Revenue dropped 3% to $1.08 billion year-over-year and was lower than Wall Street's estimates of $1.14 billion.

Fragrances net revenues fell 10% as growth in brands such as Chloe and Davidoff did not offset declines in celebrity and mass fragrances and lower Calvin Klein revenues.
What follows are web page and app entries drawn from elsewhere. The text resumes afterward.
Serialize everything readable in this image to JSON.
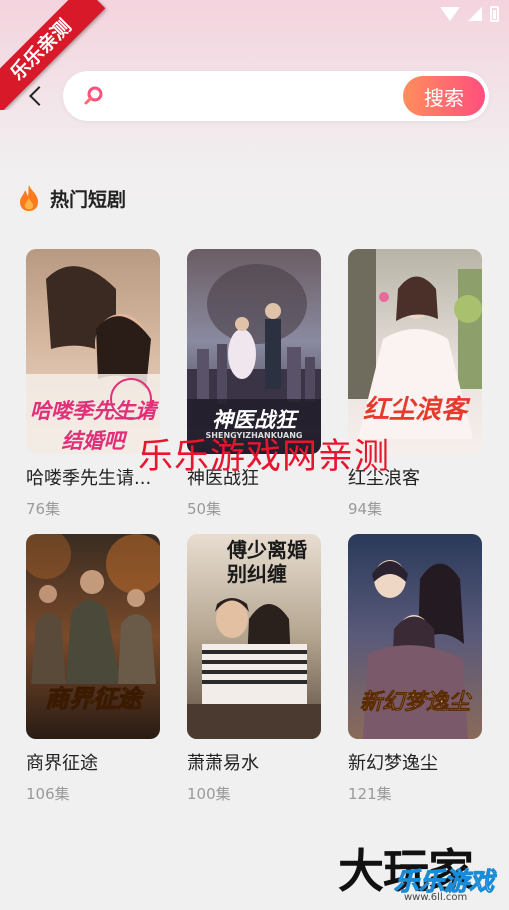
{
  "ribbon": {
    "text": "乐乐亲测"
  },
  "search": {
    "placeholder": "",
    "button_label": "搜索"
  },
  "section": {
    "title": "热门短剧"
  },
  "dramas": [
    {
      "title": "哈喽季先生请...",
      "episodes": "76集",
      "poster_text": "哈喽季先生请结婚吧"
    },
    {
      "title": "神医战狂",
      "episodes": "50集",
      "poster_text": "神医战狂",
      "poster_sub": "SHENGYIZHANKUANG"
    },
    {
      "title": "红尘浪客",
      "episodes": "94集",
      "poster_text": "红尘浪客"
    },
    {
      "title": "商界征途",
      "episodes": "106集",
      "poster_text": "商界征途"
    },
    {
      "title": "萧萧易水",
      "episodes": "100集",
      "poster_text": "傅少离婚别纠缠"
    },
    {
      "title": "新幻梦逸尘",
      "episodes": "121集",
      "poster_text": "新幻梦逸尘"
    }
  ],
  "watermarks": {
    "center": "乐乐游戏网亲测",
    "brand": "大玩家",
    "brand_sub": "乐乐游戏",
    "url": "www.6ll.com"
  },
  "colors": {
    "accent_start": "#ff8e5c",
    "accent_end": "#ff4f7e",
    "watermark_red": "#e8152f"
  }
}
Color cosmetics net revenue slumped 10%, while skin and body care net revenue dropped 7%.

Coty, whose brands include Sally Hansen, Rimmel London and CoverGirl, expects similar revenue trends in the fiscal second quarter.

The company remains committed to its previous adjusted earnings per share target of at least $1.53 for fiscal 2020 despite the profit impact of current revenue declines.
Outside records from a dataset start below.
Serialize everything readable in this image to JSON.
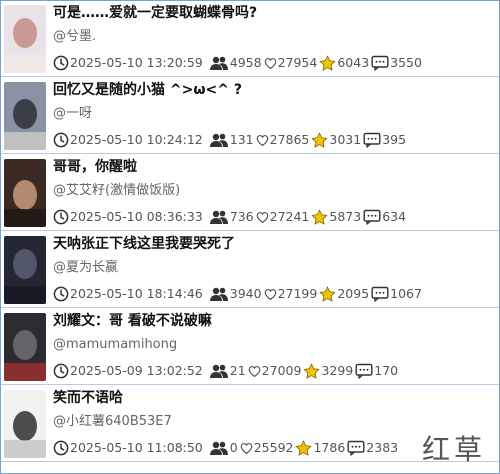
{
  "items": [
    {
      "title": "可是……爱就一定要取蝴蝶骨吗?",
      "author": "@兮墨.",
      "time": "2025-05-10 13:20:59",
      "viewers": "4958",
      "likes": "27954",
      "stars": "6043",
      "comments": "3550",
      "thumb_colors": [
        "#e9e2e6",
        "#c48b86",
        "#f2ece8"
      ]
    },
    {
      "title": "回忆又是随的小猫 ^>ω<^ ?",
      "author": "@一呀",
      "time": "2025-05-10 10:24:12",
      "viewers": "131",
      "likes": "27865",
      "stars": "3031",
      "comments": "395",
      "thumb_colors": [
        "#8a93a3",
        "#2b2f3a",
        "#d9d3cc"
      ]
    },
    {
      "title": "哥哥，你醒啦",
      "author": "@艾艾籽(激情做饭版)",
      "time": "2025-05-10 08:36:33",
      "viewers": "736",
      "likes": "27241",
      "stars": "5873",
      "comments": "634",
      "thumb_colors": [
        "#3b2a22",
        "#c99a7c",
        "#1b1411"
      ]
    },
    {
      "title": "天呐张正下线这里我要哭死了",
      "author": "@夏为长嬴",
      "time": "2025-05-10 18:14:46",
      "viewers": "3940",
      "likes": "27199",
      "stars": "2095",
      "comments": "1067",
      "thumb_colors": [
        "#232633",
        "#5a5f73",
        "#141520"
      ]
    },
    {
      "title": "刘耀文：哥 看破不说破嘛",
      "author": "@mamumamihong",
      "time": "2025-05-09 13:02:52",
      "viewers": "21",
      "likes": "27009",
      "stars": "3299",
      "comments": "170",
      "thumb_colors": [
        "#2c2c30",
        "#6d6d72",
        "#b03030"
      ]
    },
    {
      "title": "笑而不语哈",
      "author": "@小红薯640B53E7",
      "time": "2025-05-10 11:08:50",
      "viewers": "0",
      "likes": "25592",
      "stars": "1786",
      "comments": "2383",
      "thumb_colors": [
        "#f2f2f2",
        "#303030",
        "#bdbdbd"
      ]
    }
  ],
  "watermark": "红草",
  "colors": {
    "border": "#7a9fd6",
    "divider": "#b9c9e6",
    "star": "#f2c200",
    "icon": "#333333"
  },
  "icons": {
    "time": "clock-icon",
    "viewers": "people-icon",
    "likes": "heart-icon",
    "stars": "star-icon",
    "comments": "comment-icon"
  }
}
Coty closed its merger with Procter & Gamble's (PG) specialty beauty business on October 1. With the close of the deal, Coty has paid $11.6 billion, including $1.9 billion in assumed debt.

"As expected, the extensive work over the last 15 months on closing the transaction and merging the two businesses has come at a cost," Chairman Bart Becht said in a statement.

"The resources which normally work on the business, have also been working on closing the transaction...The resulting distraction as well as the recent change in management teams in our headquarters, regions and countries, have contributed to a decline in Coty stand-alone revenues and profits in Q1," he noted.

If you liked this article you might like

What's Behind the Hound of Hades' Stock Market Rampage

What's Behind the Hound of Hades' Stock Market Rampage

Avon Is Under Attack, Again

Avon Is Under Attack, Again

Retail Is Investing in New Technology So That It Doesn't Die

Retail Is Investing in New Technology So That It Doesn't Die

Panera Bread, Au Bon Pain to Reunite for First Time Since 1998

Panera Bread, Au Bon Pain to Reunite for First Time Since 1998

Nelson Peltz Has Unleashed a 'Rallying Cry' Inside Procter & Gamble: CEO

Nelson Peltz Has Unleashed a 'Rallying Cry' Inside Procter & Gamble: CEO